But what becomes of all these pictures?
A great many get deleted straight away of course, either because they're crap or to make room on the memory card, but what of the rest?
If we discount professional photographers we're left with two or three distinct groups of individuals with their particular photographic tendencies.
There's the keen amateur photographer who aspires to be able to take fantastic pictures like the professionals, but doesn't have all the seriously expensive gear and a studio to make it happen. This is a generalisation of course, because some so-called professionals leave a lot to be desired and some amateurs manage to achieve fabulous results with modest equipment. With an understanding of aspects of photography such as aperture, shutter speed, depth of field, lighting and composition, a keen amateur will be well placed to take professional quality pictures that they can be proud of.
At the other end of the spectrum we find the 'Happy Snapper'. We all know someone like this, don't we? Usually distinguishable by the mobile phone in the hand being pointed at the least interesting subjects like a drunken friend pulling a silly face. The resulting images will most likely find their way on to a social networking website (read my little tirade on this subject here if you haven't already) for the consumption of other like-minded individuals. These pictures tend to lack any kind of thought towards composition, with the Happy Snapper in question too intent on 'capturing the moment' to worry about whether you'll be able to tell what the picture is actually of.
Not everyone falls into these categories and the vast majority probably own a reasonable compact camera that gets taken out to the odd wedding or holiday, and they take a little time to make sure the picture they take is one that they'll enjoy looking at and that can be shared with others without embarrassment at their own photographic inadequacy.
Whoever takes the pictures, and regardless of their artistic merit, the question is about what happens after they've been taken.
There's an astounding array of viewing methods for digital photographs from the home PC, through digital photo frames to a slideshow on a TV from a USB memory stick.

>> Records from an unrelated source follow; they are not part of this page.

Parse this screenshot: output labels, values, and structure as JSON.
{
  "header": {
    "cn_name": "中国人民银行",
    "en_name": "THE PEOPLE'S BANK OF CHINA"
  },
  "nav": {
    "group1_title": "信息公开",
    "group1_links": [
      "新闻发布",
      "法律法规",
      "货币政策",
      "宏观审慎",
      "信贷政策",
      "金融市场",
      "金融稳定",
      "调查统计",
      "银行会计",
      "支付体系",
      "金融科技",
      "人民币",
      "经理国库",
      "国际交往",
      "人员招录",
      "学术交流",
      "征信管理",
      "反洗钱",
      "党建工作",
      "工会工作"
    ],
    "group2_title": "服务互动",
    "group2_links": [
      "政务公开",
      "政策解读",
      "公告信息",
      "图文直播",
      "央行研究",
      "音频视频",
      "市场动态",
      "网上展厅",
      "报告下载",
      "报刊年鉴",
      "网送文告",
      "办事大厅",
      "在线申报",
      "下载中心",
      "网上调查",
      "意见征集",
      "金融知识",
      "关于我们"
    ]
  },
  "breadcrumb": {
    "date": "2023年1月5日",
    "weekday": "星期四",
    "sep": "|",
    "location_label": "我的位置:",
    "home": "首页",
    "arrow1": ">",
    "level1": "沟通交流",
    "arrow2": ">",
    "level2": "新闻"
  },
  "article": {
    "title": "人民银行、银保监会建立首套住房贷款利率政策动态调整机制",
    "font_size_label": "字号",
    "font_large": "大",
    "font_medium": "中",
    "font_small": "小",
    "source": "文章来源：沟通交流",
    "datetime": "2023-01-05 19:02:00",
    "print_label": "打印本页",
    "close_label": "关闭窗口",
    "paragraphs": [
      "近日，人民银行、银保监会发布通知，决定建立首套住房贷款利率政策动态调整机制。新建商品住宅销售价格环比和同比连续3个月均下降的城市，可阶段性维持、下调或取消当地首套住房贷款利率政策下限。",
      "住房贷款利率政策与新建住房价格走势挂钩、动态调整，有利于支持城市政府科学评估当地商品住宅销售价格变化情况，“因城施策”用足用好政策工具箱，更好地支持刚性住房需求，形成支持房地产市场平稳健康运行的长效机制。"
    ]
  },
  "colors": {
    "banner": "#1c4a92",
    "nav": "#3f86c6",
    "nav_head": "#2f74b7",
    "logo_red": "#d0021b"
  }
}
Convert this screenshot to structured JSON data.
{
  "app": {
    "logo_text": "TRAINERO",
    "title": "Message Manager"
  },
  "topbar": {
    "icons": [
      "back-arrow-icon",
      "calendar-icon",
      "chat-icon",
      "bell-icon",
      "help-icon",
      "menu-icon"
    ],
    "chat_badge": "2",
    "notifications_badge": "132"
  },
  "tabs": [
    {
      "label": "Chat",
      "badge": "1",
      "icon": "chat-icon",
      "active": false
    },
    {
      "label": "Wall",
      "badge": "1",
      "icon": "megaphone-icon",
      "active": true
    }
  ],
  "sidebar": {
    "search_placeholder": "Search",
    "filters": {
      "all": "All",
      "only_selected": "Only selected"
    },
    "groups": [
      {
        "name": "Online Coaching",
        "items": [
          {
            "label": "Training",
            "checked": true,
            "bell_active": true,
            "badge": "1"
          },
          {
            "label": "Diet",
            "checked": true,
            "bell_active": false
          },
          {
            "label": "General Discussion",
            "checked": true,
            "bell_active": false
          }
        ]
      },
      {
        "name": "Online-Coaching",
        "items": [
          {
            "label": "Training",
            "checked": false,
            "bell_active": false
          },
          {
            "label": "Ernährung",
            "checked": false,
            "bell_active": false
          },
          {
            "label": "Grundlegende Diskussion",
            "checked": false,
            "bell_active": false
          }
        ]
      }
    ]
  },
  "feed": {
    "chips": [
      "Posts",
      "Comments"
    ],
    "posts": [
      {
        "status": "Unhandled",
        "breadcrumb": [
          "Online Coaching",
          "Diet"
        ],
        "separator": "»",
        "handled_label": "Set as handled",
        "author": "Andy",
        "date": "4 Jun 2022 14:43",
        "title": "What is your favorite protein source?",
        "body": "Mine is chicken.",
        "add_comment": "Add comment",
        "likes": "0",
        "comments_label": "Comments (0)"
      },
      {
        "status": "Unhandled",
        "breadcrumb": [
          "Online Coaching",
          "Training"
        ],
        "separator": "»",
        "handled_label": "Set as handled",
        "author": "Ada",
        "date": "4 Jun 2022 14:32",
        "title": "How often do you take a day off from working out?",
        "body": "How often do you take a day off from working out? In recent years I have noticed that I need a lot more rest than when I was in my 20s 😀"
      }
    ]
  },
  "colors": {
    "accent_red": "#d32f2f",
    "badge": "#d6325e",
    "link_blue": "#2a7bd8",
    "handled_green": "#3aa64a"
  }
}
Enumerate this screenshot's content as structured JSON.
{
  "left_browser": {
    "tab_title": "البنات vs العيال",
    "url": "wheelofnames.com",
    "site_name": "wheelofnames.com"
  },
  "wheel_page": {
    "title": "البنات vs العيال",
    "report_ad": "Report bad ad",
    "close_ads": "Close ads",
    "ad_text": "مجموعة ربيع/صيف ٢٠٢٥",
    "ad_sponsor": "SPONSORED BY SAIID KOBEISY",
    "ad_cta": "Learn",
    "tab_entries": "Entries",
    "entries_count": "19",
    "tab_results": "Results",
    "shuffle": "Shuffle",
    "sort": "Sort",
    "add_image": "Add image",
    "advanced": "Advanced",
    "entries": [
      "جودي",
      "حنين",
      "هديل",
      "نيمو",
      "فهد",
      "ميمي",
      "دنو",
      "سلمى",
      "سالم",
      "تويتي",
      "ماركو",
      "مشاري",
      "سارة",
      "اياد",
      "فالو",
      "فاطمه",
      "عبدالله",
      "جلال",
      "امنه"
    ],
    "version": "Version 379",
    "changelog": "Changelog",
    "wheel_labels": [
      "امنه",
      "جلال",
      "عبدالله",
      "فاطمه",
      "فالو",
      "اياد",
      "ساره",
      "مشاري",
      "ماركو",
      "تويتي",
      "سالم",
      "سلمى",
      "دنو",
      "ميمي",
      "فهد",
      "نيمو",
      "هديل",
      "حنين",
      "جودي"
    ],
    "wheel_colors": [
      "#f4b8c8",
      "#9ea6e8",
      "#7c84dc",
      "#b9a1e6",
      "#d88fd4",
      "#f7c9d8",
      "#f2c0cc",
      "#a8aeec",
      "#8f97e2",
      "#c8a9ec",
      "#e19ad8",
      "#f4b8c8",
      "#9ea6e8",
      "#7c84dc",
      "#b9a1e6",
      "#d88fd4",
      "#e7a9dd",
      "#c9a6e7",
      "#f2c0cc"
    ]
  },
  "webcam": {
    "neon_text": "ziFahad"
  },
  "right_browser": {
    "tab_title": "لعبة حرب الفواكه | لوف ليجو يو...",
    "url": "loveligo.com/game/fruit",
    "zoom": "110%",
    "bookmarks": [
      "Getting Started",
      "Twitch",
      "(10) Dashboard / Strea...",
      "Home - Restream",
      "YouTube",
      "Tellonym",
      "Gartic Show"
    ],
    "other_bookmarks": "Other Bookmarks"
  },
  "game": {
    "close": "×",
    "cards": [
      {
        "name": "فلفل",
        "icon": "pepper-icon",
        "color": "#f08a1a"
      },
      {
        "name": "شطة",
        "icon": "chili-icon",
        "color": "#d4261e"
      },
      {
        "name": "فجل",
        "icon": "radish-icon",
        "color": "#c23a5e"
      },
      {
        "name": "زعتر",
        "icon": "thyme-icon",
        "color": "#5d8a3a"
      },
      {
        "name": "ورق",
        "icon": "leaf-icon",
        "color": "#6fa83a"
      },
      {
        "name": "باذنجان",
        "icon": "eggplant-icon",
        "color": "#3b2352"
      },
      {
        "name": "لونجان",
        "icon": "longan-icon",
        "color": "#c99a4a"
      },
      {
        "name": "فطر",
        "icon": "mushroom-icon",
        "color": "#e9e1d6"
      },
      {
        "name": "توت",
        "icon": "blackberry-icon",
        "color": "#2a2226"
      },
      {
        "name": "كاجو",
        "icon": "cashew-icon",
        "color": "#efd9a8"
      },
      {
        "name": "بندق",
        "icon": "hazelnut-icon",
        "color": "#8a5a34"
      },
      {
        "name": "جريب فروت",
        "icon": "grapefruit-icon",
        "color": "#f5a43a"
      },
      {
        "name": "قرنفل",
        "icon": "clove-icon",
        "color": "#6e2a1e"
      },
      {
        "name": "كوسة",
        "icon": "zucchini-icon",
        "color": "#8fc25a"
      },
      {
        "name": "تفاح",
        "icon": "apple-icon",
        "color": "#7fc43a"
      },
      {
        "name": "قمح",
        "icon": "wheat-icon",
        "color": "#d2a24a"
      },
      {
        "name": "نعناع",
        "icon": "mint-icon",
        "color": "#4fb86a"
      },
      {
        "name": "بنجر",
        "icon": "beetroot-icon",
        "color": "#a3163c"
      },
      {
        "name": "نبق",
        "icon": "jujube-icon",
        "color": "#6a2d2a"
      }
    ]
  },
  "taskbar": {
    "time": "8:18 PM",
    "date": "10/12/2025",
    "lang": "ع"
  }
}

But a lot of people still enjoy having a collection of physical photographs in an album that they can just leaf through when they fancy it. Not a bad idea as most people's attitude to electronic backups is lax in the extreme.
Back in the days of film cameras (yes I know many enthusiasts still prefer film to digital and I do understand the appeal) photo albums were the only choice apart from the odd individual who liked to have slides so they could bore unsuspecting visitors rigid with a slideshow of their latest holiday pictures.
People gained collections of albums that would take up huge amounts of bookshelf space, but rarely would the average person ever take them out to have a look through.
One of the benefits of digital photography is our increased ability to be selective about our photos. We don't mind hitting the delete button on a crappy image, whereas back in the days when we all had film cameras things were a little different. It might have taken a couple of months to fill up a roll of film, by which time we'd have forgotten what we'd taken pictures of. We'd send the film off for processing, wait in anticipation for the photos to arrive, and then been disappointed when less than half of them turned out to be any good. But, hands up - who still couldn't bring themselves to throw away the crap ones and still shoved them in the album with the rest? That's just it, it was harder to part with rubbish photos because of all the arse-ache you'd gone through to get them.
The other evening we went through a big box full of photos from the last thirty years or so, and despite having had a major cull a couple of years back, the amount of useless pictures was ridiculous. Some were so faded or blurry, anyone who didn't know would have trouble working out what they were of. The worst offenders were the ones taken on 110 or 126 format film - anyone under 40 probably doesn't remember these which were at the distinctly budget end of the camera market along with the best-forgotten 'disc' format which as I recall only held about 15 piss-poor quality pictures. And let's not forget the Polaroid - for many years the best friend of broad-minded couples everywhere who have no doubt been thankful no end for the digital camera revolution, know what I mean nudge nudge...
Regardless of any inconvenience factors though, most people will still enjoy having some of their photos printed. There's something far more satisfying about an actual photograph you can hold in your hand, in the same way that it's always nicer to have a CD than a download from iTunes.
In 1982, 'A Flock Of Seagulls' sang "If I had a photograph of you, something to remind me". Chances are, they did have one, but it was probably blurry, poorly lit, and stuffed in an overcrowded album and forgotten about, along with the rest of the pictures that should have been binned.
Kodak Disc. Seriously - what were they thinking?